The Spread of False Information on Social Media
What is misinformation? Misinformation is false or misleading information; this varies from disinformation which is deceptive information that is purposefully harmful and spread. Social media algorithms can amplify misinformation and have the false information reach more people than the truth. Steven Lee Myers (2022) describes how “new analysis found that algorithms and some features of social media sites help false posts go viral”
Leading up to the 2016 U.S. presidential election, large amounts of misinformation about candidates, policy, and voting were being shared online. Following these events, media literacy training and content labels became widespread in efforts to educate people about misinformation. Social media platforms began to feel pressure and criticism from the public to update their fact-checking procedures.

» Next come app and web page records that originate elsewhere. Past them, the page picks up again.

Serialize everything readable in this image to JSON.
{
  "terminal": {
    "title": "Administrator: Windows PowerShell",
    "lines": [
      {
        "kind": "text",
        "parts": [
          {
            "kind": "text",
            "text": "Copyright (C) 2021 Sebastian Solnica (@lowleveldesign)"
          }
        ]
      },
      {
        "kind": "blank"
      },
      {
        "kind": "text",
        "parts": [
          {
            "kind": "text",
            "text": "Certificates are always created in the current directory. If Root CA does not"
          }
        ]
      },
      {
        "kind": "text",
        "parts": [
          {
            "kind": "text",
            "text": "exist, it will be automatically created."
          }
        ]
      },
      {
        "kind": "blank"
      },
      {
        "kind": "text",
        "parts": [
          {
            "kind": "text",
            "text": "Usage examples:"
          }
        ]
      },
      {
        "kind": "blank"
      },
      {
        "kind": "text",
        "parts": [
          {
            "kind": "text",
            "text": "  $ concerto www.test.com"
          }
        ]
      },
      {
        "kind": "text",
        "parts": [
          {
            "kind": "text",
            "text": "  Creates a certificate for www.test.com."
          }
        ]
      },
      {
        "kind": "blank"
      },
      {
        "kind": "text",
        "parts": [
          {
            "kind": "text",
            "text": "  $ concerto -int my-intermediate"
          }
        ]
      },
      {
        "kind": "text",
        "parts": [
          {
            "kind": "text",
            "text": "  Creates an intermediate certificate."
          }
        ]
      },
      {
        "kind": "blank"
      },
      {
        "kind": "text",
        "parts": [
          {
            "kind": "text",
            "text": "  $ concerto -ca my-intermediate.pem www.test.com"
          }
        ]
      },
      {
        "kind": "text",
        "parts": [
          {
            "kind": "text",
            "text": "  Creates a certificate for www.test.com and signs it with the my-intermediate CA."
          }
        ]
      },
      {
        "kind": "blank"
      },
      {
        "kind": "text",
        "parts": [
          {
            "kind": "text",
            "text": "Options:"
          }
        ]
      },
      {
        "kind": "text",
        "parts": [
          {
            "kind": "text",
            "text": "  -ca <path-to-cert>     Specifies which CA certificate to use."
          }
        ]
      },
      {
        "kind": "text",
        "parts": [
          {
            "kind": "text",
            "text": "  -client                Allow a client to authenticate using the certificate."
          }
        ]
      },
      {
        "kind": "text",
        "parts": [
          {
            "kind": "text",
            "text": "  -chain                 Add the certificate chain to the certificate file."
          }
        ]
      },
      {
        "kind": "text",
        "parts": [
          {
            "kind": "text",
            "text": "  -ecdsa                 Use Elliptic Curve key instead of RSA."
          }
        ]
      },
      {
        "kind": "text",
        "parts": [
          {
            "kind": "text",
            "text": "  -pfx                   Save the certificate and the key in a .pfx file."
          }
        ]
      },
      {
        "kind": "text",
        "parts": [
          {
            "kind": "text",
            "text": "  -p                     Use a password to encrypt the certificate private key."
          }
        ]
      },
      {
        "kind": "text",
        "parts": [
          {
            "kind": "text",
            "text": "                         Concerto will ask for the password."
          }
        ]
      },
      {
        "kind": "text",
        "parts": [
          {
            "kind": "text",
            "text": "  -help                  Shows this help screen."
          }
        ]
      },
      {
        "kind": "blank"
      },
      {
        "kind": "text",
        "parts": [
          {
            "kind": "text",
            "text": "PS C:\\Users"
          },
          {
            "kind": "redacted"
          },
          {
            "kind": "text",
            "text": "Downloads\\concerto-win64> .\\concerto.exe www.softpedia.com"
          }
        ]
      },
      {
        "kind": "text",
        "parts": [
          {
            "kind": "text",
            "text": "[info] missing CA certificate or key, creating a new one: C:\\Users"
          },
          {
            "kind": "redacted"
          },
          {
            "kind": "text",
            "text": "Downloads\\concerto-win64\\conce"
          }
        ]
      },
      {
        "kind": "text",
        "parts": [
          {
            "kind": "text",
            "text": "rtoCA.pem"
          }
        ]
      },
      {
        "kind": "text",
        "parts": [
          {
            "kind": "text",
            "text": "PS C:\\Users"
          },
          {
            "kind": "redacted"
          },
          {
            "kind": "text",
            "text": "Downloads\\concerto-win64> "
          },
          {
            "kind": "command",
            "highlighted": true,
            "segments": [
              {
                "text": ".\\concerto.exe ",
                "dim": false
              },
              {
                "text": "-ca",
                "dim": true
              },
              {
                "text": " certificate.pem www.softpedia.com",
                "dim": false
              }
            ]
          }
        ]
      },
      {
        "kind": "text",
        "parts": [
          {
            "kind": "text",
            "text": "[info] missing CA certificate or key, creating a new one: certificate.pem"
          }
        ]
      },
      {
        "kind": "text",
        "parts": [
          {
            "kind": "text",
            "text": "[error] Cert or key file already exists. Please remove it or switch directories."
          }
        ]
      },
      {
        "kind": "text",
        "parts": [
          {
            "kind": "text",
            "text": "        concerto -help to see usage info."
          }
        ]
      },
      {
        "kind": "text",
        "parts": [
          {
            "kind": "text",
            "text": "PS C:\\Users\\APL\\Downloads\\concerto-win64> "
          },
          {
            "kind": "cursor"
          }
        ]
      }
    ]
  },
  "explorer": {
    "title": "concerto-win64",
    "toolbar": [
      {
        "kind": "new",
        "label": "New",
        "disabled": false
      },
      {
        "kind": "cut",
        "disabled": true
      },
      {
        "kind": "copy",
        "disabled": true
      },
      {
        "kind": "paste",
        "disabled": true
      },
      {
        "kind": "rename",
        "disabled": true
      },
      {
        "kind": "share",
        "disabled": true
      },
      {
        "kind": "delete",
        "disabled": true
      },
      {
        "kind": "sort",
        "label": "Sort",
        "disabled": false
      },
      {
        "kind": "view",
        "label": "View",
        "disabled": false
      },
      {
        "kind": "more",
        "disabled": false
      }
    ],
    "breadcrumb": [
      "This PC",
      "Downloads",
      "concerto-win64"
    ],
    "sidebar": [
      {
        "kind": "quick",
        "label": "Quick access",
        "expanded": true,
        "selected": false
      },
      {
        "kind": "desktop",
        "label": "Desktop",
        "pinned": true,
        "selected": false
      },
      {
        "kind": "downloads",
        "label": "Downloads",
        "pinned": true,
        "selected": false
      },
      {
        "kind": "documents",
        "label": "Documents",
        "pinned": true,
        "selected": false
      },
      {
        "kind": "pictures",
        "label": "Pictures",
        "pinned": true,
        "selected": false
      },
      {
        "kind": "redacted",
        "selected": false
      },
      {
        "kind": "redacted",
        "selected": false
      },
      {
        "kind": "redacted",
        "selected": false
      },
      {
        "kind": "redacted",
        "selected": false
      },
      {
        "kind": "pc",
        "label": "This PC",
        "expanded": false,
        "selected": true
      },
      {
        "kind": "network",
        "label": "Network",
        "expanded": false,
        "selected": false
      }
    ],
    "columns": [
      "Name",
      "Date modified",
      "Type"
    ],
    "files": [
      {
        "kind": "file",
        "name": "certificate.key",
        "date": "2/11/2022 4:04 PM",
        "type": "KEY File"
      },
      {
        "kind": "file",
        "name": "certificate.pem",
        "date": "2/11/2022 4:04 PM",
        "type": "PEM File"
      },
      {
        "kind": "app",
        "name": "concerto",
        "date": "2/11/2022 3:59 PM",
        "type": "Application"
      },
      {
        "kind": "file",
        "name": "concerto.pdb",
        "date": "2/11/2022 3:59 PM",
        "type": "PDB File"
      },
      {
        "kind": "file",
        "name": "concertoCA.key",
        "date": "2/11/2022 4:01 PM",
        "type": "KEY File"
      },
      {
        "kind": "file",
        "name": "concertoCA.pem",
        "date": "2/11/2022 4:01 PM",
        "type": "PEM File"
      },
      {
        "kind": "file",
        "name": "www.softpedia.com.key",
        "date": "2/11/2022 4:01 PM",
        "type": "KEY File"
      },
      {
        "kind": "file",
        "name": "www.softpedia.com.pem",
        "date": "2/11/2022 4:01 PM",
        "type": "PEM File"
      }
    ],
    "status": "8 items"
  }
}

Most platforms utilize third-party fact-checkers, artificial bots, and users like you reporting suspicious or inappropriate content. Meta shares how in efforts to notify the community about potential misinformation they utilize “third-party fact-checkers … and display a clear label to warn people that the content has been rated as “False, Altered, or Partly False”. These were some of the early steps taken to address viral misinformation and alert the platform’s users.
New Risks Today
In 2023, there are many new risks in the spread of misinformation. According to the New York Times, artificial intelligence programs can create deceptive images as well as provide people with mass-produced falsehoods through ChatGPT. Artificial intelligence has expanded beyond words and images into the video space making deepfakes. Deepfakes are videos that utilize artificial intelligence to gather previous videos to create a fictional clip of a person to make it appear that they are saying something that they never have.
The endless scrolling capability of TikTok allows users to be exposed to extremism and conspiracy theories at any point. While, privately encrypted messaging platforms, like WhatsApp and Telegram, have allowed more dangerous content to be sent because the channels are more difficult to trace.
The European Union ratified the Digital Service Act to force social media platforms to adopt new policies or update their algorithm in efforts against misinformation. This law targeted large platforms and search engines with more than 45 million monthly users to address the companies that can impact and seriously harm individuals if not updated.
This includes 19 brands: Alibaba AliExpress, Amazon Store, Apple App Store, Booking.com, Facebook, Google Play, Google Maps, Google Shopping, Instagram, LinkedIn, Pinterest, Snapchat, TikTok, Twitter, Wikipedia, YouTube, Zalando, Bing, Google Search.
The consequence for platforms that do not stay compliant with the Digital Service Act is facing fines of up to six percent of their organization’s revenue. After Europe updates in legislation, this movement continues beyond the continent and into the United States.
Here are some tips to help you recognize whether or not a post on social media is misinformation or not. Start by checking to see if the references listed are accredited and trustworthy sources. Then make sure the sources are consistent and make the claims the post is referring to. Be suspicious of content that uses very emotional language and sensationalism, this may be a sign of misinformation.
The best course of action regarding combating misinformation:
- Consider taking a digital literacy or media literacy course
- Be responsible for sharing and engaging on social media
- Report false information to platforms
- Create a strategy for your businesses to protect their online reputation
Yelling Mule is always here to assist you if you have any questions or concerns about misinformation.